- **Dataset excerpts**

• • • • • • •

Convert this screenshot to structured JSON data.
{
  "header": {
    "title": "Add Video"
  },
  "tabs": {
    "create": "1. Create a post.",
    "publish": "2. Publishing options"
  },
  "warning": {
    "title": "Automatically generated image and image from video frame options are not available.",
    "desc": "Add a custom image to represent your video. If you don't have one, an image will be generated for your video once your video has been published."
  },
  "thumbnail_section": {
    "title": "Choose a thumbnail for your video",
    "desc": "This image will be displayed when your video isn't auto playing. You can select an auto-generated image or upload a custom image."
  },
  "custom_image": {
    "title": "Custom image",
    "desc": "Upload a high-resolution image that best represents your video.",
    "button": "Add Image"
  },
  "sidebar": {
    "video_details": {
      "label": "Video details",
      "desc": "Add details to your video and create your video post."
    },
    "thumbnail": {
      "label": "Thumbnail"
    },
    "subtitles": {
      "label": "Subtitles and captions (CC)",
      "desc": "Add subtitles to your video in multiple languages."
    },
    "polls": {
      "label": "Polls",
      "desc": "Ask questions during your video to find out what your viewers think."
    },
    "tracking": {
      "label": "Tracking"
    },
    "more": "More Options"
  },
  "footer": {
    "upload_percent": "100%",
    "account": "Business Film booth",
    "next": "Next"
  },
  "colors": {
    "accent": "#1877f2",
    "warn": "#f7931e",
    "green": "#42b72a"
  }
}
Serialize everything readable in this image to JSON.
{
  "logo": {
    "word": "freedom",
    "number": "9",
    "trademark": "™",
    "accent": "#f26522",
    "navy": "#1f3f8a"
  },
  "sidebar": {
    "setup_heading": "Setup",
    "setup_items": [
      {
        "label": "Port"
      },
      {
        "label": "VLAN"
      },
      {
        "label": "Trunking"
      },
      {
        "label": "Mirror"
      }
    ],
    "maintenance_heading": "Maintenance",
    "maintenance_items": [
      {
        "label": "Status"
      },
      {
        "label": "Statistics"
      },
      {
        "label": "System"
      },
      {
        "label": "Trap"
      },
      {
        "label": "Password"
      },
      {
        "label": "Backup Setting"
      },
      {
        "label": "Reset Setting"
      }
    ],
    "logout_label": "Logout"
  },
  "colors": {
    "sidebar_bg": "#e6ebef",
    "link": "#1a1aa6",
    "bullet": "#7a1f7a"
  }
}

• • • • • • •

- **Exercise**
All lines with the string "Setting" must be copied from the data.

- **Problem solution**
        "label": "Backup Setting"
        "label": "Reset Setting"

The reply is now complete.